■ **Component data from apps and pages**
▬▬▬▬▬▬▬▬▬▬

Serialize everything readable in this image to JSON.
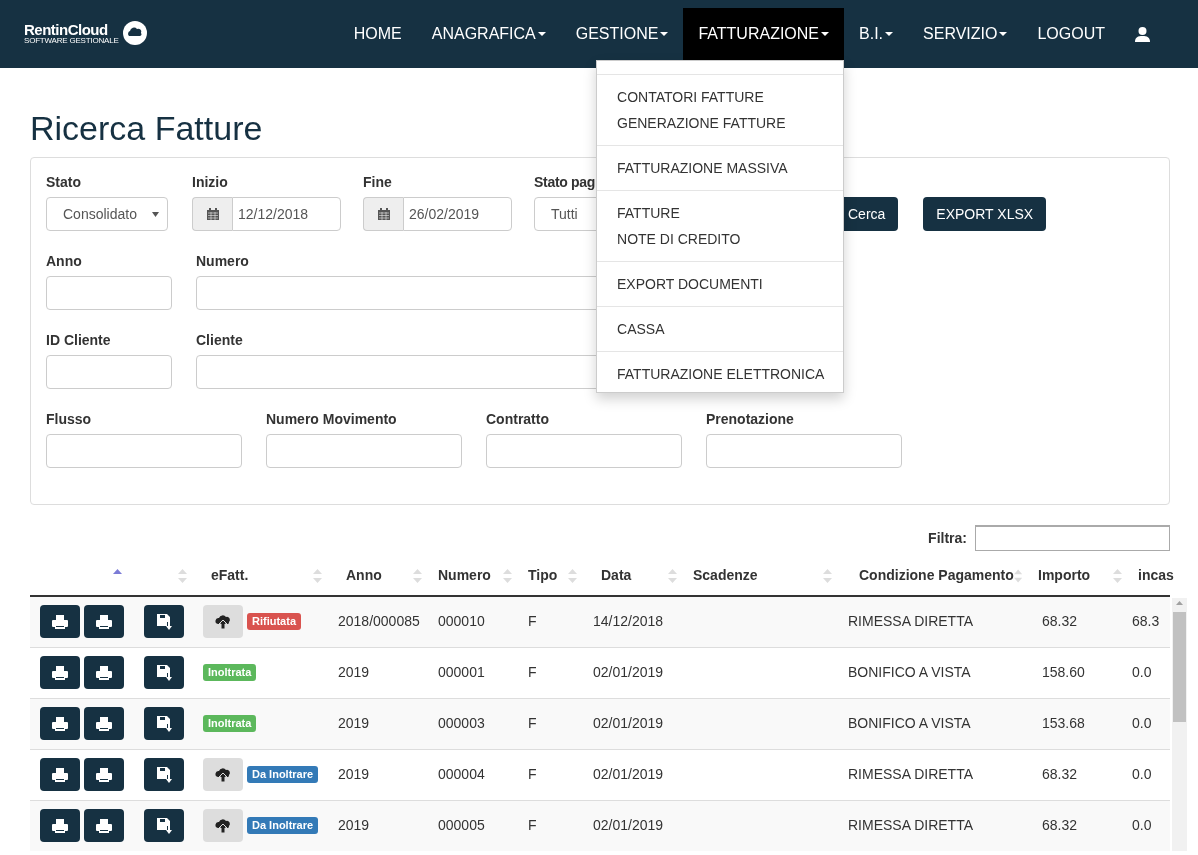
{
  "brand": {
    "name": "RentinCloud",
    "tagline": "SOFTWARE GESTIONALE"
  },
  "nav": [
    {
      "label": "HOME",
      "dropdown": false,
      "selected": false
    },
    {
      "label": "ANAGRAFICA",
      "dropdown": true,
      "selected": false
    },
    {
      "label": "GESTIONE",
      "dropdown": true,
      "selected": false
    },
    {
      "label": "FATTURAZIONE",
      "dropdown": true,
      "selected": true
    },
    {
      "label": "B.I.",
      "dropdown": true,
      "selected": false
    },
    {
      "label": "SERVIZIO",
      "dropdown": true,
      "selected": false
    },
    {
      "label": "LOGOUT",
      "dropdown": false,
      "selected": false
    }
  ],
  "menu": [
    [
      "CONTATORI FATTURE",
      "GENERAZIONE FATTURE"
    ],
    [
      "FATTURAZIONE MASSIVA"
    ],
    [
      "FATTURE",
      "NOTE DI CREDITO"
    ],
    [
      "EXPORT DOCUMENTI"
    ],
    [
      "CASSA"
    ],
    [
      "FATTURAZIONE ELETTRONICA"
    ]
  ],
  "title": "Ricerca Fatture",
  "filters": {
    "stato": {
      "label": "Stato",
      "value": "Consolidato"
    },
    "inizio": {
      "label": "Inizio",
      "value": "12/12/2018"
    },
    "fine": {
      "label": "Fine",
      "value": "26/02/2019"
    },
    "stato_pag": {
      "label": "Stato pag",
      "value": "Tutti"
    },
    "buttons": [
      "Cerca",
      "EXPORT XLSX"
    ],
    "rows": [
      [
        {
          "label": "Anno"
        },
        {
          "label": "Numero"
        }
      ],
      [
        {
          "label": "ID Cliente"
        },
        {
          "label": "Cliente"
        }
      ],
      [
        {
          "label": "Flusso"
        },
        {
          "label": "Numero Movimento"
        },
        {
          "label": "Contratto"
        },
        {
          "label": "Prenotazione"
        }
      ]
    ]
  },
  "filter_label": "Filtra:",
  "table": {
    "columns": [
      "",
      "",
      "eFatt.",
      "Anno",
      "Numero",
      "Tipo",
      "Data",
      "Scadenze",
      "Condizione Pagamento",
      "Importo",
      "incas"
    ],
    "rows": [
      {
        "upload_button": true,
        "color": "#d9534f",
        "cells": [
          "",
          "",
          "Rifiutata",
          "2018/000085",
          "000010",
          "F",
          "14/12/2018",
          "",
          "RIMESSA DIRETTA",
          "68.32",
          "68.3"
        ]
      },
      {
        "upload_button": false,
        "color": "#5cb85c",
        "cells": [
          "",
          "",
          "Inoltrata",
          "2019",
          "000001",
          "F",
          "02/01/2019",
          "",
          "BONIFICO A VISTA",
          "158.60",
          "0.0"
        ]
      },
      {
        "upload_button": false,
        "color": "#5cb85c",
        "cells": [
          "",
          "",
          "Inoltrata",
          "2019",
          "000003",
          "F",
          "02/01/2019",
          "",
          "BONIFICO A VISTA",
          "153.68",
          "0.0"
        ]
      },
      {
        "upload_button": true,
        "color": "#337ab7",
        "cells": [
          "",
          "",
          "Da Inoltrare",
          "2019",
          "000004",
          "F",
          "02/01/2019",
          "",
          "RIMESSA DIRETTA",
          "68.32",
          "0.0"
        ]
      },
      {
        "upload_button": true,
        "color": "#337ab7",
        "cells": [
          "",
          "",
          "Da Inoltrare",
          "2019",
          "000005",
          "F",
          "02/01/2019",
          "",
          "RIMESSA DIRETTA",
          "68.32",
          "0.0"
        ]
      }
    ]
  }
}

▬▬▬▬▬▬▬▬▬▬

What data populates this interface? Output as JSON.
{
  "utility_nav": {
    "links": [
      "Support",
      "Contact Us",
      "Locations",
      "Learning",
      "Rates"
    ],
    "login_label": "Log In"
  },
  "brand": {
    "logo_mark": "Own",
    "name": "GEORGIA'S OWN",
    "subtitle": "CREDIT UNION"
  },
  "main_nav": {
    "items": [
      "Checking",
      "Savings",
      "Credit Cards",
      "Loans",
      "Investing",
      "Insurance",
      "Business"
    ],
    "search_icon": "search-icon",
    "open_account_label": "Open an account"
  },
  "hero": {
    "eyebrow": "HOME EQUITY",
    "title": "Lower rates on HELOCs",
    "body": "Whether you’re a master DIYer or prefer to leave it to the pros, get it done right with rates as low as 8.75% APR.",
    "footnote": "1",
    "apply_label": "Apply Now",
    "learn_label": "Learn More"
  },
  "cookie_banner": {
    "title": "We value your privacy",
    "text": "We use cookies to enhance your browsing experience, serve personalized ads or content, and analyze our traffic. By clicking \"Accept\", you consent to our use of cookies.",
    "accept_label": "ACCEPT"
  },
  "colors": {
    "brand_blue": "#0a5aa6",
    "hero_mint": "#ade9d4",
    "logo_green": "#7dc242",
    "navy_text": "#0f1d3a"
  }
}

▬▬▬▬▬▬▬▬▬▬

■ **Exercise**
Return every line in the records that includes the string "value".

■ **Output**
      "value": "Consolidato"
      "value": "12/12/2018"
      "value": "26/02/2019"
      "value": "Tutti"
    "title": "We value your privacy",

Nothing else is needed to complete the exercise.